YOUR OBJECTIVE: Reproduce every line in the material below that holds "structured".

EXERCISE INPUT:
•••••
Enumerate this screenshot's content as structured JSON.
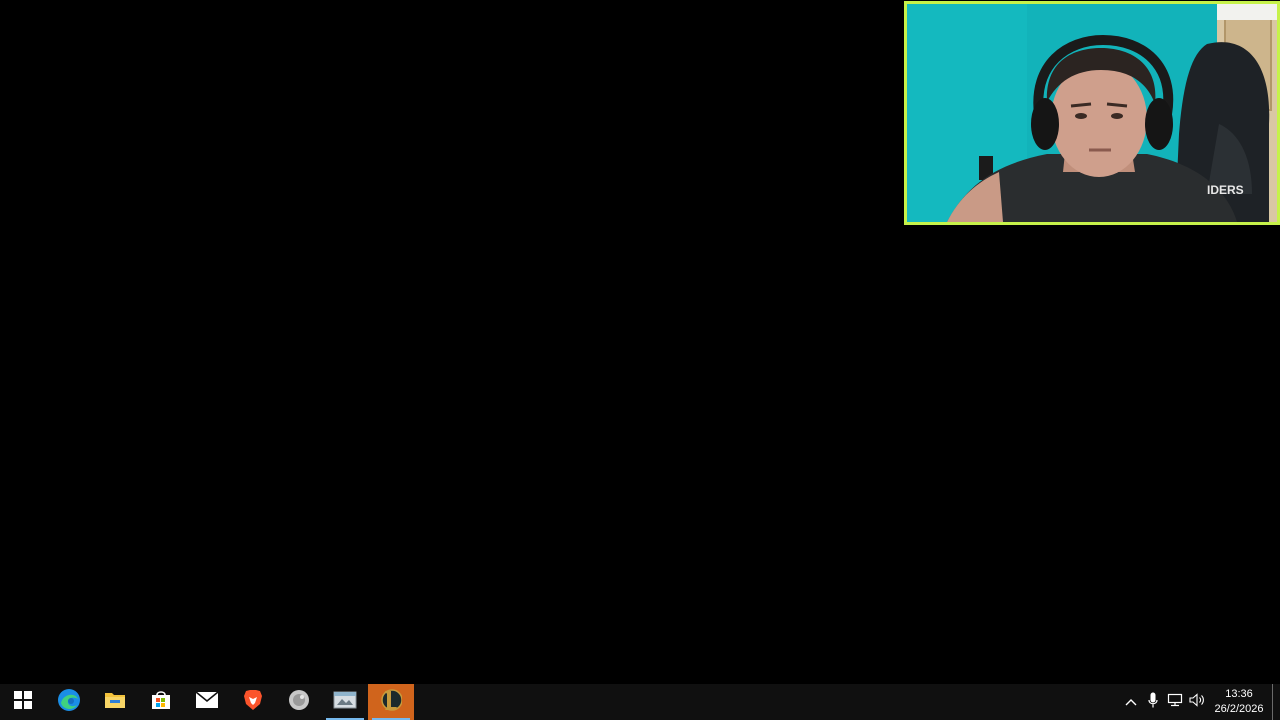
{
  "webcam": {
    "label": "webcam overlay",
    "frame_color": "#c6f24a",
    "background_color": "#10b4bc"
  },
  "taskbar": {
    "background_color": "#101010",
    "pinned": [
      {
        "name": "start-button",
        "icon": "windows-logo-icon"
      },
      {
        "name": "edge-button",
        "icon": "edge-icon"
      },
      {
        "name": "file-explorer-button",
        "icon": "folder-icon"
      },
      {
        "name": "store-button",
        "icon": "store-icon"
      },
      {
        "name": "mail-button",
        "icon": "mail-icon"
      },
      {
        "name": "brave-button",
        "icon": "brave-lion-icon"
      },
      {
        "name": "app-button",
        "icon": "grey-circle-app-icon"
      },
      {
        "name": "app-window-button",
        "icon": "window-app-icon"
      },
      {
        "name": "league-client-button",
        "icon": "league-of-legends-icon"
      }
    ],
    "tray": {
      "icons": [
        "chevron-up-icon",
        "microphone-icon",
        "network-icon",
        "volume-icon"
      ],
      "time": "13:36",
      "date": "26/2/2026"
    }
  }
}
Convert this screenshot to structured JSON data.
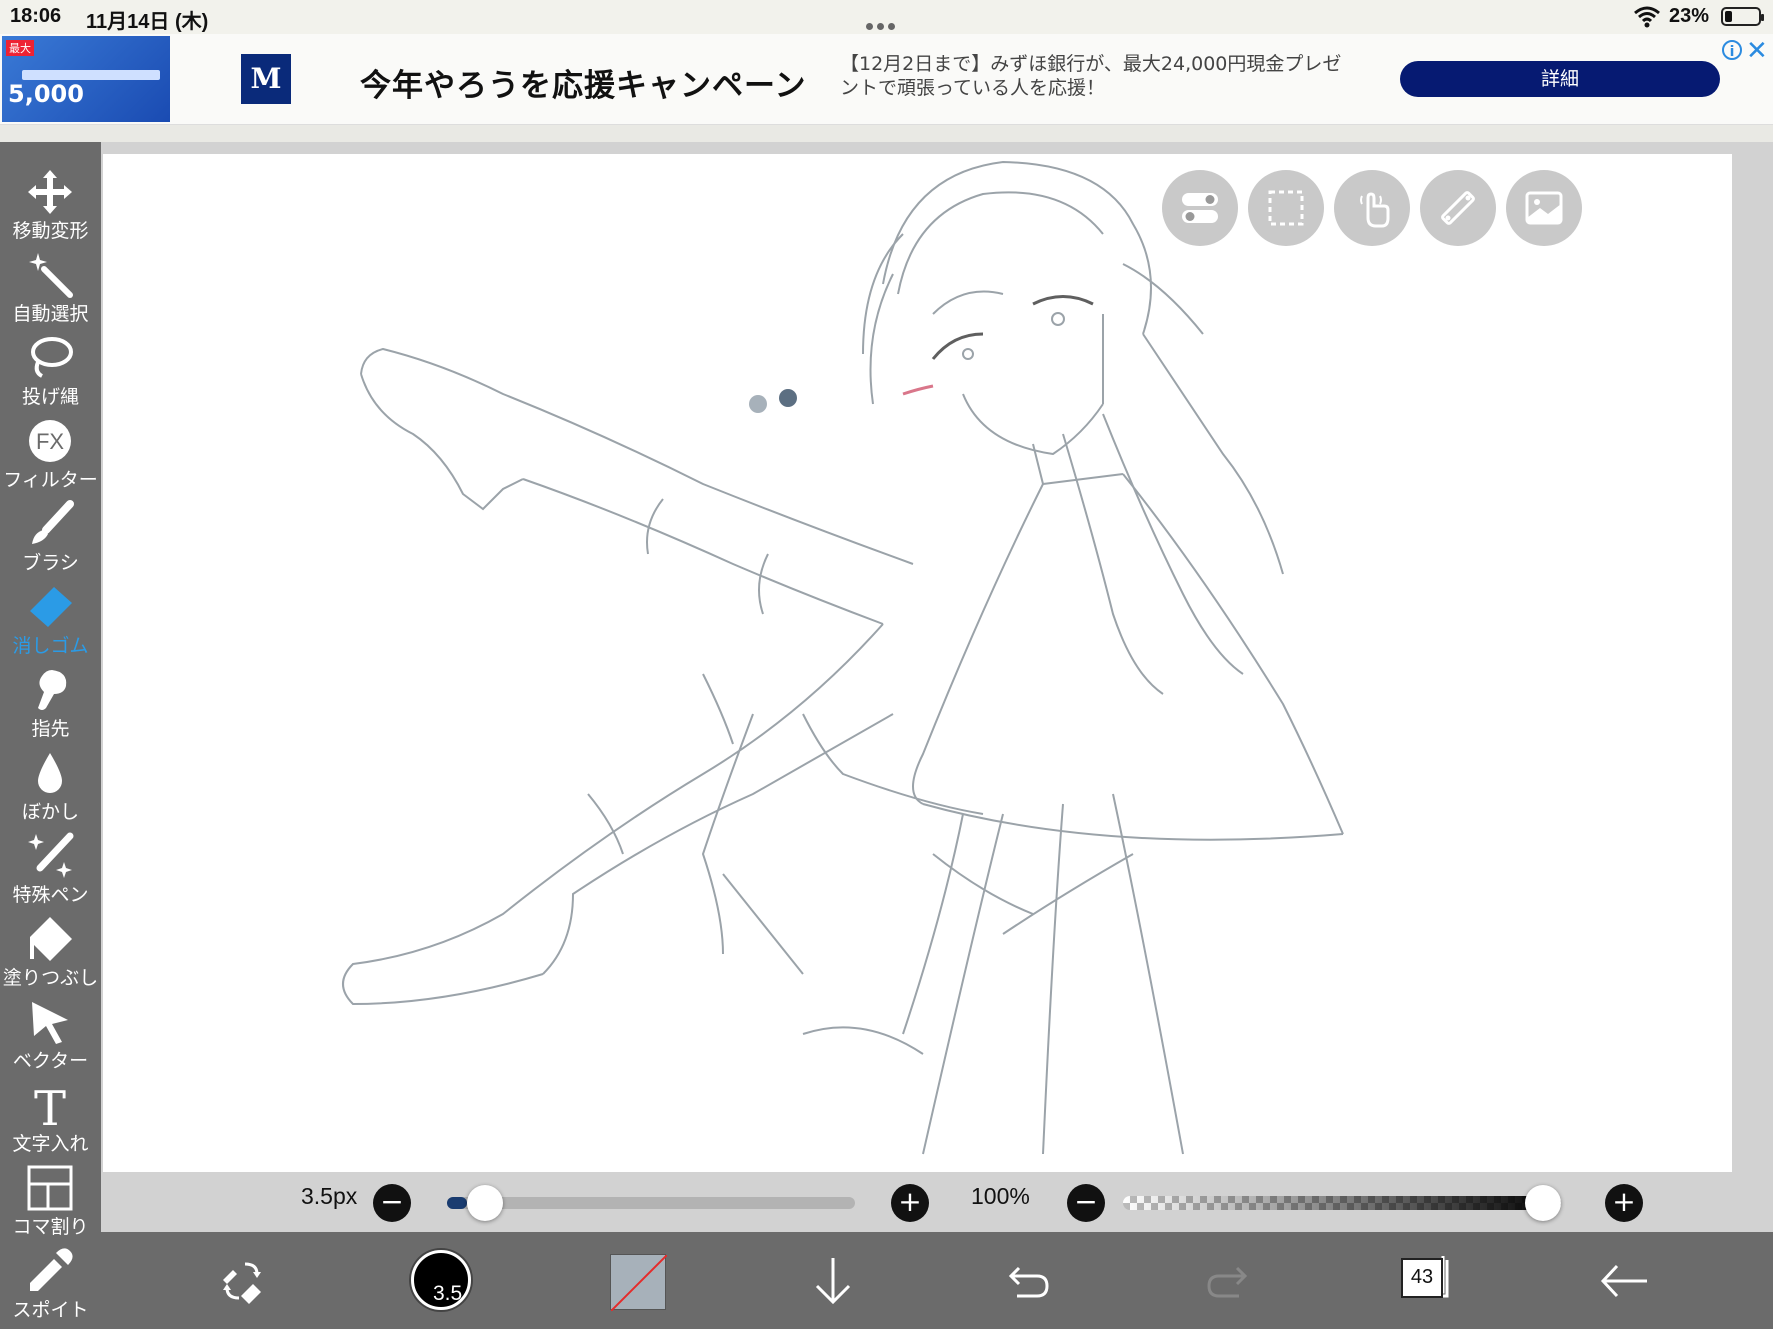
{
  "status_bar": {
    "time": "18:06",
    "date": "11月14日 (木)",
    "battery": "23%",
    "battery_level": 0.23
  },
  "ad": {
    "thumb_tag": "最大5,000",
    "thumb_amount": "5,000",
    "logo": "M",
    "title": "今年やろうを応援キャンペーン",
    "description": "【12月2日まで】みずほ銀行が、最大24,000円現金プレゼントで頑張っている人を応援！",
    "button": "詳細",
    "info": "i",
    "close": "✕"
  },
  "tools": [
    {
      "id": "move",
      "label": "移動変形",
      "icon": "move-icon"
    },
    {
      "id": "auto-select",
      "label": "自動選択",
      "icon": "magic-wand-icon"
    },
    {
      "id": "lasso",
      "label": "投げ縄",
      "icon": "lasso-icon"
    },
    {
      "id": "filter",
      "label": "フィルター",
      "icon": "fx-icon"
    },
    {
      "id": "brush",
      "label": "ブラシ",
      "icon": "brush-icon"
    },
    {
      "id": "eraser",
      "label": "消しゴム",
      "icon": "eraser-icon",
      "active": true
    },
    {
      "id": "finger",
      "label": "指先",
      "icon": "finger-icon"
    },
    {
      "id": "blur",
      "label": "ぼかし",
      "icon": "drop-icon"
    },
    {
      "id": "special-pen",
      "label": "特殊ペン",
      "icon": "sparkle-pen-icon"
    },
    {
      "id": "fill",
      "label": "塗りつぶし",
      "icon": "fill-icon"
    },
    {
      "id": "vector",
      "label": "ベクター",
      "icon": "cursor-icon"
    },
    {
      "id": "text",
      "label": "文字入れ",
      "icon": "text-icon"
    },
    {
      "id": "panel",
      "label": "コマ割り",
      "icon": "panel-icon"
    },
    {
      "id": "eyedropper",
      "label": "スポイト",
      "icon": "eyedropper-icon"
    }
  ],
  "sliders": {
    "brush_size": "3.5px",
    "brush_size_fraction": 0.05,
    "opacity": "100%",
    "opacity_fraction": 1.0,
    "minus": "−",
    "plus": "+"
  },
  "bottom_bar": {
    "brush_size": "3.5",
    "layer_count": "43"
  },
  "colors": {
    "toolbar": "#6b6b6b",
    "active_tool": "#2b9be6",
    "ad_button": "#061a72",
    "current_color": "#a7b1ba"
  }
}
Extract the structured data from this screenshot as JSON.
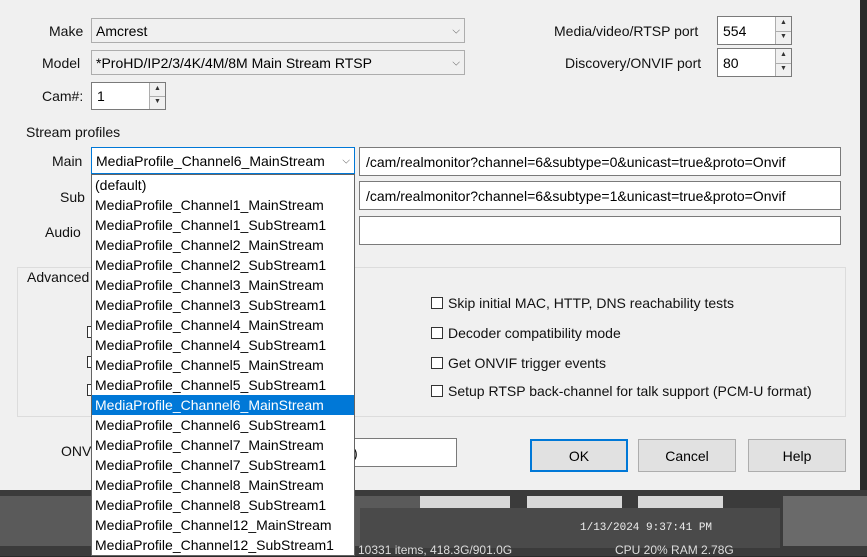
{
  "camera": {
    "make_label": "Make",
    "make_value": "Amcrest",
    "model_label": "Model",
    "model_value": "*ProHD/IP2/3/4K/4M/8M Main Stream RTSP",
    "cam_num_label": "Cam#:",
    "cam_num_value": "1",
    "rtsp_port_label": "Media/video/RTSP port",
    "rtsp_port_value": "554",
    "onvif_port_label": "Discovery/ONVIF port",
    "onvif_port_value": "80"
  },
  "stream_profiles": {
    "group_label": "Stream profiles",
    "main_label": "Main",
    "main_selected": "MediaProfile_Channel6_MainStream",
    "main_path": "/cam/realmonitor?channel=6&subtype=0&unicast=true&proto=Onvif",
    "sub_label": "Sub",
    "sub_path": "/cam/realmonitor?channel=6&subtype=1&unicast=true&proto=Onvif",
    "audio_label": "Audio",
    "audio_path": ""
  },
  "dropdown_options": [
    "(default)",
    "MediaProfile_Channel1_MainStream",
    "MediaProfile_Channel1_SubStream1",
    "MediaProfile_Channel2_MainStream",
    "MediaProfile_Channel2_SubStream1",
    "MediaProfile_Channel3_MainStream",
    "MediaProfile_Channel3_SubStream1",
    "MediaProfile_Channel4_MainStream",
    "MediaProfile_Channel4_SubStream1",
    "MediaProfile_Channel5_MainStream",
    "MediaProfile_Channel5_SubStream1",
    "MediaProfile_Channel6_MainStream",
    "MediaProfile_Channel6_SubStream1",
    "MediaProfile_Channel7_MainStream",
    "MediaProfile_Channel7_SubStream1",
    "MediaProfile_Channel8_MainStream",
    "MediaProfile_Channel8_SubStream1",
    "MediaProfile_Channel12_MainStream",
    "MediaProfile_Channel12_SubStream1"
  ],
  "selected_option_index": 11,
  "advanced": {
    "group_label": "Advanced",
    "options": [
      "Skip initial MAC, HTTP, DNS reachability tests",
      "Decoder compatibility mode",
      "Get ONVIF trigger events",
      "Setup RTSP back-channel for talk support (PCM-U format)"
    ]
  },
  "onvif_label_partial": "ONV",
  "onvif_field_partial": ")",
  "buttons": {
    "ok": "OK",
    "cancel": "Cancel",
    "help": "Help"
  },
  "background": {
    "timestamp_overlay": "1/13/2024 9:37:41 PM",
    "status_items": "10331 items, 418.3G/901.0G",
    "status_cpu": "CPU 20% RAM 2.78G"
  },
  "colors": {
    "selection": "#0078d7",
    "dialog_bg": "#f0f0f0"
  }
}
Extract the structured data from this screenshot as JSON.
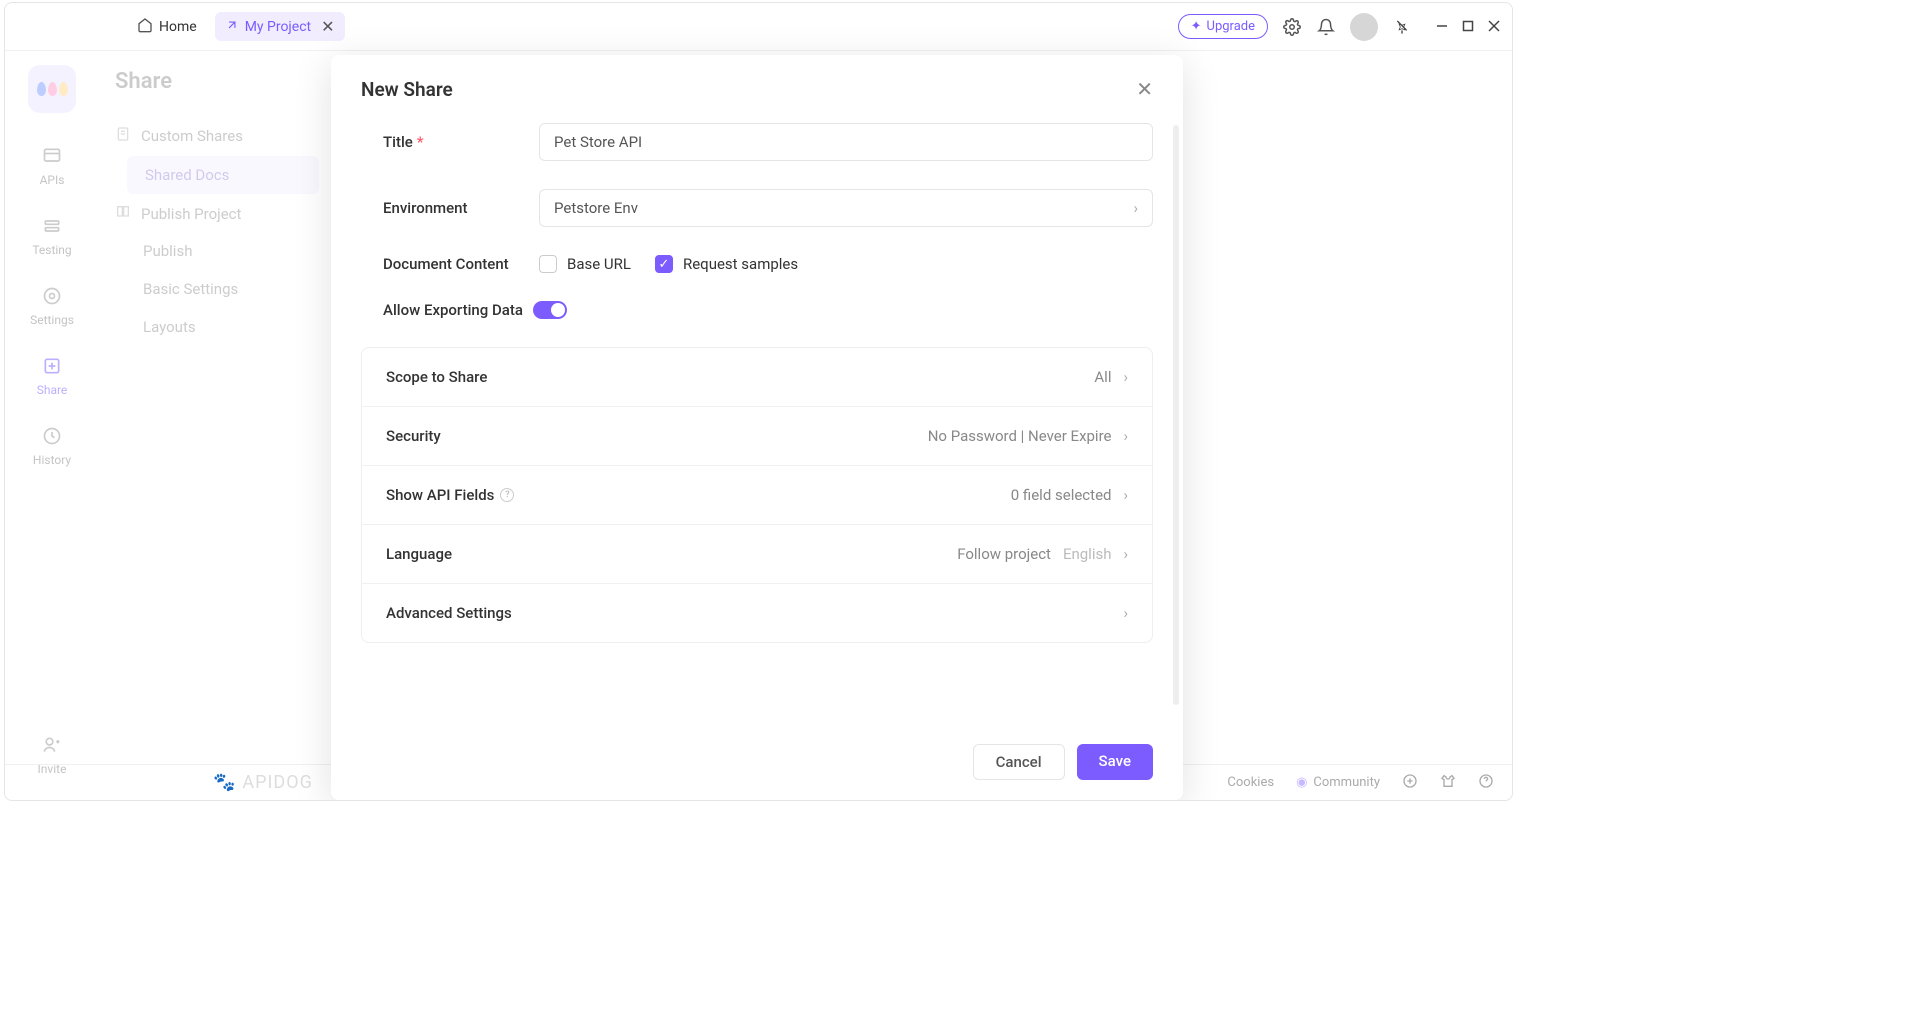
{
  "titlebar": {
    "home": "Home",
    "project_tab": "My Project",
    "upgrade": "Upgrade"
  },
  "rail": {
    "apis": "APIs",
    "testing": "Testing",
    "settings": "Settings",
    "share": "Share",
    "history": "History",
    "invite": "Invite"
  },
  "sidepanel": {
    "title": "Share",
    "custom_shares": "Custom Shares",
    "shared_docs": "Shared Docs",
    "publish_project": "Publish Project",
    "publish": "Publish",
    "basic_settings": "Basic Settings",
    "layouts": "Layouts"
  },
  "modal": {
    "title": "New Share",
    "labels": {
      "title": "Title",
      "environment": "Environment",
      "document_content": "Document Content",
      "allow_export": "Allow Exporting Data"
    },
    "fields": {
      "title_value": "Pet Store API",
      "environment_value": "Petstore Env",
      "base_url": "Base URL",
      "request_samples": "Request samples"
    },
    "settings": {
      "scope": {
        "label": "Scope to Share",
        "value": "All"
      },
      "security": {
        "label": "Security",
        "value": "No Password | Never Expire"
      },
      "api_fields": {
        "label": "Show API Fields",
        "value": "0 field selected"
      },
      "language": {
        "label": "Language",
        "value": "Follow project",
        "muted": "English"
      },
      "advanced": {
        "label": "Advanced Settings"
      }
    },
    "footer": {
      "cancel": "Cancel",
      "save": "Save"
    }
  },
  "bottombar": {
    "brand": "APIDOG",
    "cookies": "Cookies",
    "community": "Community"
  }
}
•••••
SOLUTION TO THIS TASK:
Enumerate this screenshot's content as structured JSON.
Convert this screenshot to structured JSON data.
Extract the structured data from this screenshot as JSON.
Extract the structured data from this screenshot as JSON.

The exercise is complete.